• _TASK DETAILS_:
Pick each line containing "time" out of the records.

• _Web page and app entries_:
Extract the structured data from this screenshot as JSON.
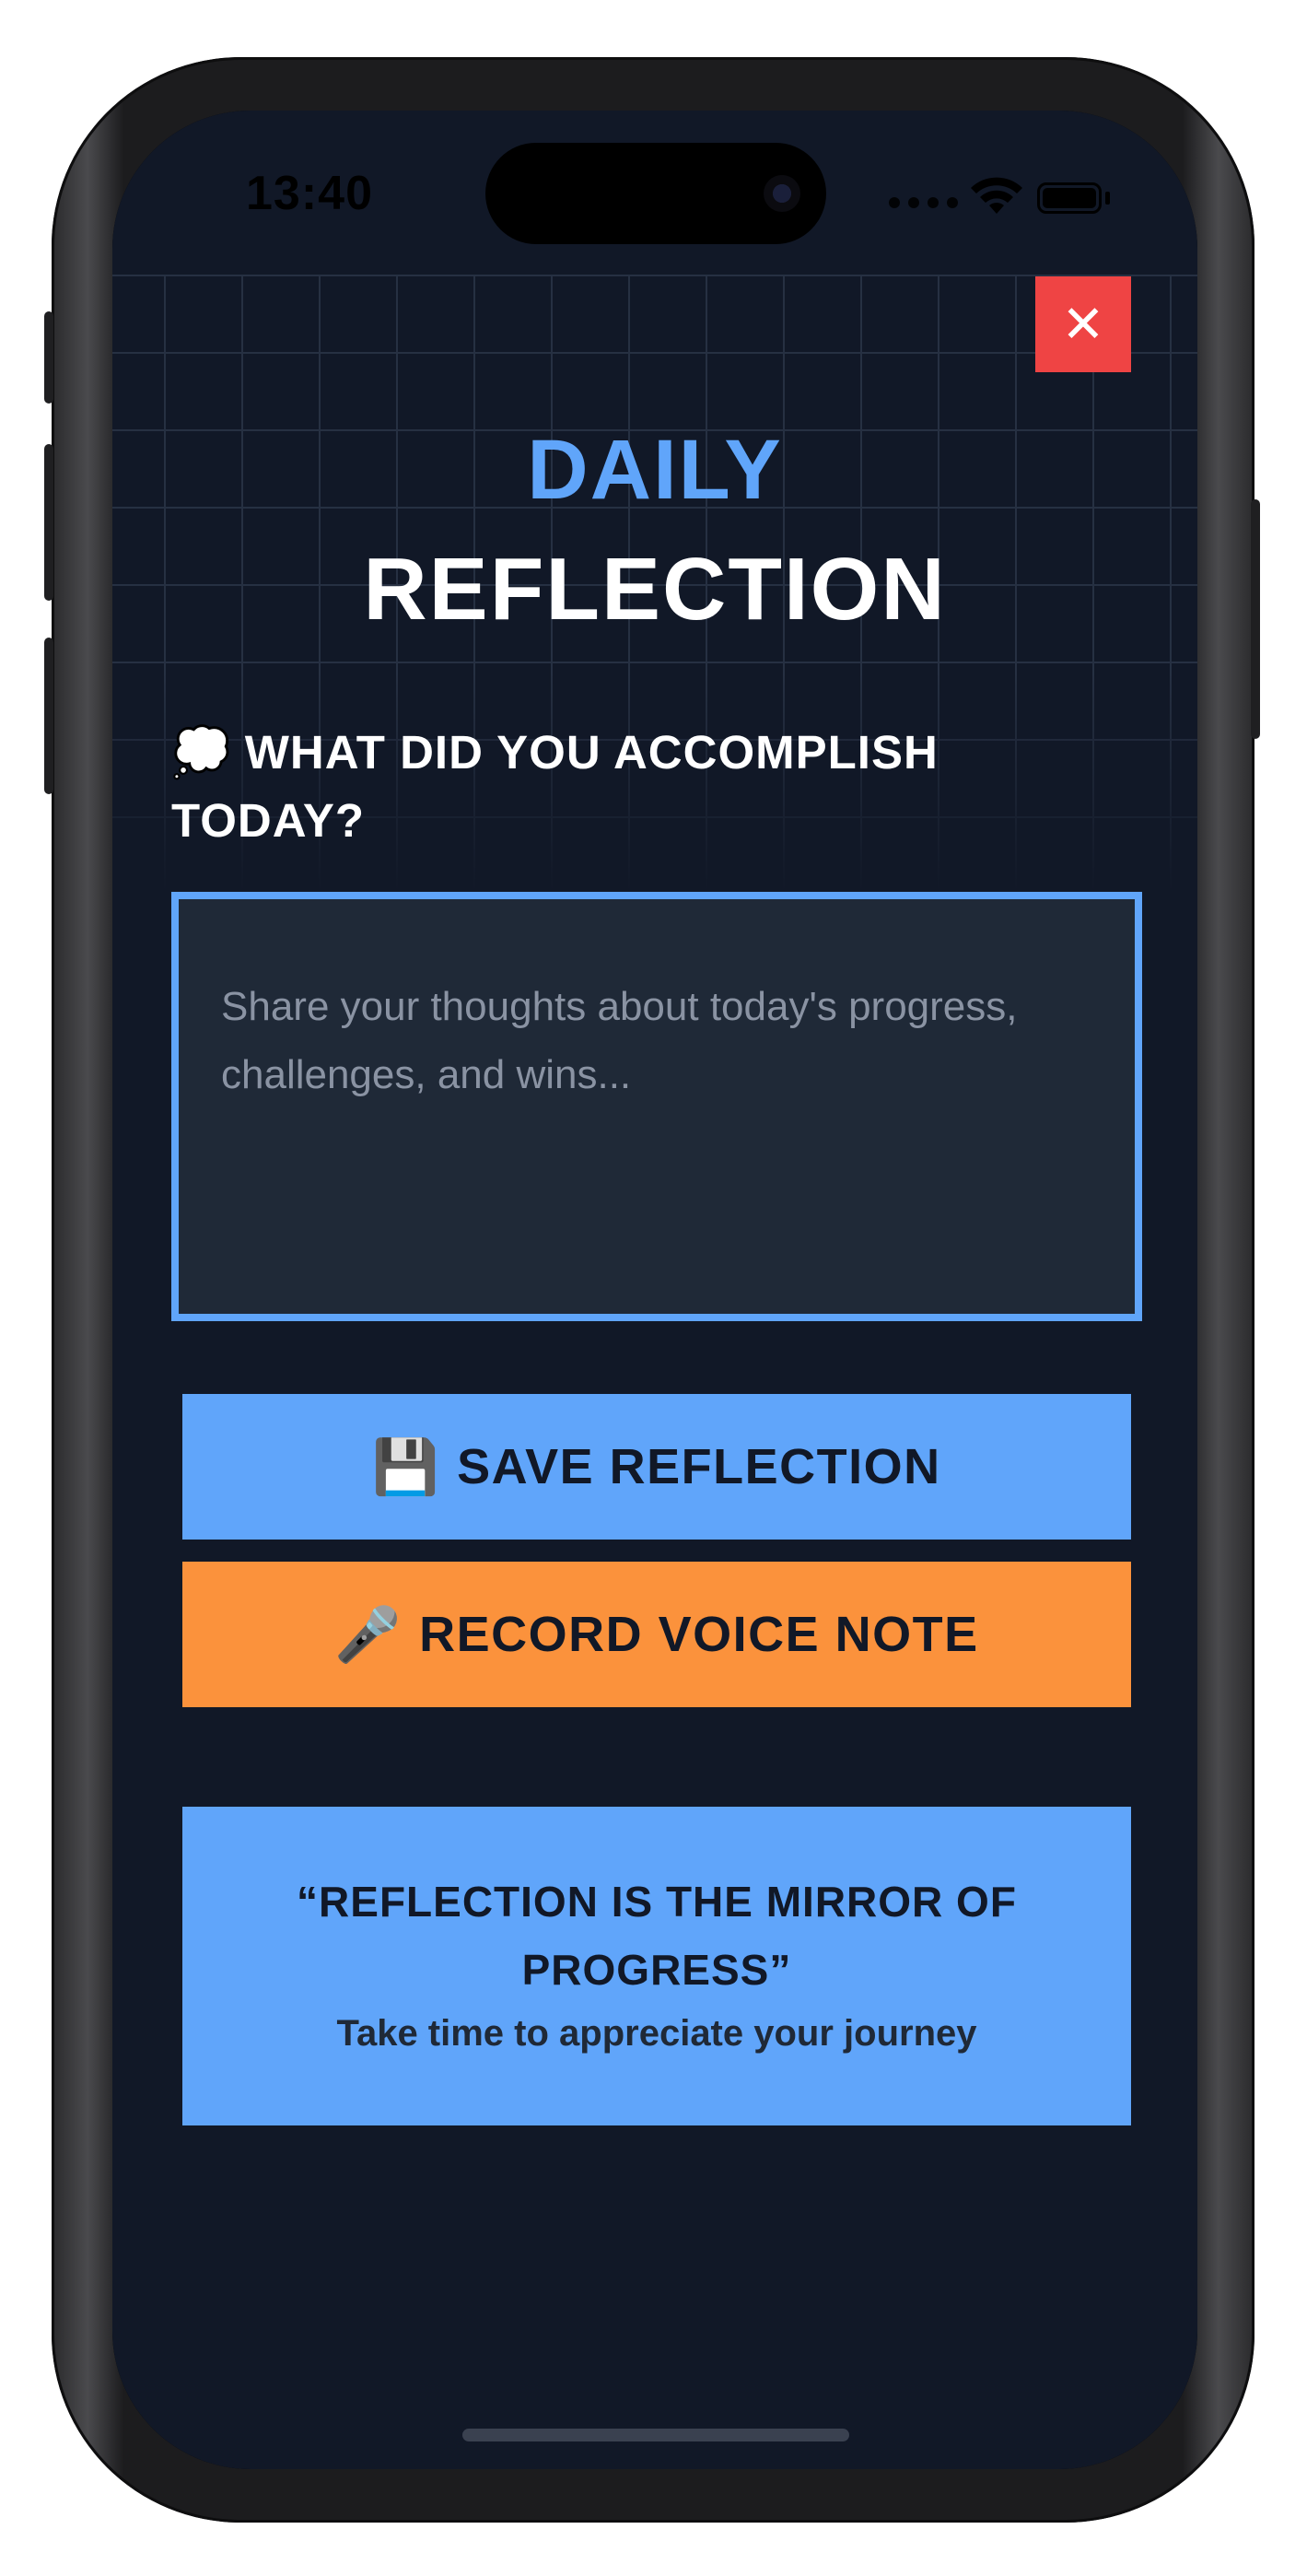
{
  "status_bar": {
    "time": "13:40"
  },
  "header": {
    "close_label": "✕",
    "title_line1": "DAILY",
    "title_line2": "REFLECTION"
  },
  "prompt": {
    "emoji": "💭",
    "label": "WHAT DID YOU ACCOMPLISH TODAY?"
  },
  "reflection_input": {
    "value": "",
    "placeholder": "Share your thoughts about today's progress, challenges, and wins..."
  },
  "actions": {
    "save_icon": "💾",
    "save_label": "SAVE REFLECTION",
    "voice_icon": "🎤",
    "voice_label": "RECORD VOICE NOTE"
  },
  "quote": {
    "text": "“REFLECTION IS THE MIRROR OF PROGRESS”",
    "subtitle": "Take time to appreciate your journey"
  },
  "colors": {
    "background": "#111827",
    "accent_blue": "#60a5fa",
    "accent_orange": "#fb923c",
    "close_red": "#ef4444"
  },
  "icons": {
    "close": "close-icon",
    "thought": "thought-bubble-icon",
    "save": "floppy-disk-icon",
    "voice": "microphone-icon"
  }
}
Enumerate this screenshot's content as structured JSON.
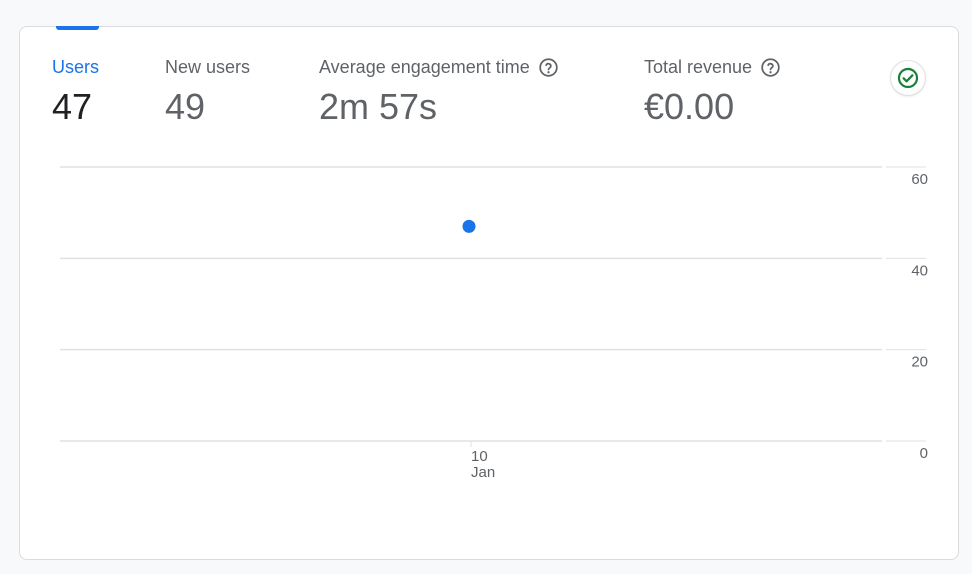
{
  "metrics": [
    {
      "label": "Users",
      "value": "47",
      "active": true,
      "help": false
    },
    {
      "label": "New users",
      "value": "49",
      "active": false,
      "help": false
    },
    {
      "label": "Average engagement time",
      "value": "2m 57s",
      "active": false,
      "help": true
    },
    {
      "label": "Total revenue",
      "value": "€0.00",
      "active": false,
      "help": true
    }
  ],
  "status_icon": "check-circle-icon",
  "colors": {
    "accent": "#1a73e8",
    "check": "#188038",
    "grid": "#e0e0e0",
    "muted_text": "#5f6368",
    "primary_text": "#202124"
  },
  "chart_data": {
    "type": "scatter",
    "series": [
      {
        "x": [
          "10 Jan"
        ],
        "values": [
          47
        ]
      }
    ],
    "x_tick_labels": [
      [
        "10",
        "Jan"
      ]
    ],
    "y_ticks": [
      0,
      20,
      40,
      60
    ],
    "ylim": [
      0,
      60
    ],
    "grid": true,
    "y_axis_position": "right",
    "title": "",
    "xlabel": "",
    "ylabel": ""
  }
}
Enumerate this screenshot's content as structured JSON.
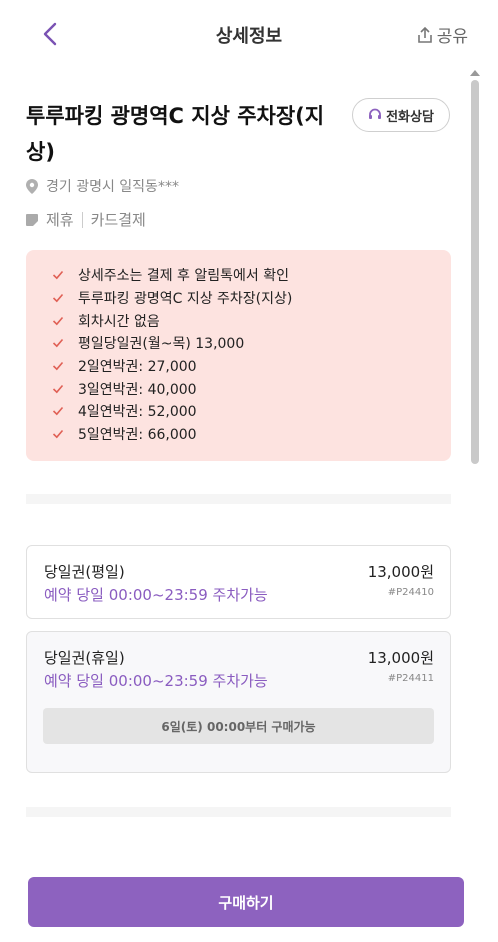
{
  "header": {
    "title": "상세정보",
    "share_label": "공유"
  },
  "parking": {
    "name": "투루파킹 광명역C 지상 주차장(지상)",
    "phone_label": "전화상담",
    "address": "경기 광명시 일직동***",
    "tags": [
      "제휴",
      "카드결제"
    ]
  },
  "notice": {
    "items": [
      "상세주소는 결제 후 알림톡에서 확인",
      "투루파킹 광명역C 지상 주차장(지상)",
      "회차시간 없음",
      "평일당일권(월~목) 13,000",
      "2일연박권: 27,000",
      "3일연박권: 40,000",
      "4일연박권: 52,000",
      "5일연박권: 66,000"
    ]
  },
  "tickets": [
    {
      "name": "당일권(평일)",
      "price": "13,000원",
      "time": "예약 당일 00:00~23:59 주차가능",
      "code": "#P24410"
    },
    {
      "name": "당일권(휴일)",
      "price": "13,000원",
      "time": "예약 당일 00:00~23:59 주차가능",
      "code": "#P24411",
      "availability": "6일(토) 00:00부터 구매가능"
    }
  ],
  "footer": {
    "buy_label": "구매하기"
  },
  "colors": {
    "accent": "#8d62bf",
    "notice_bg": "#fde3e0",
    "check": "#e06055"
  }
}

• _EXPECTED OUTPUT_:
    "time": "13:40"
    "subtitle": "Take time to appreciate your journey"
      "label": "Average engagement time",
      "time": "예약 당일 00:00~23:59 주차가능",
      "time": "예약 당일 00:00~23:59 주차가능",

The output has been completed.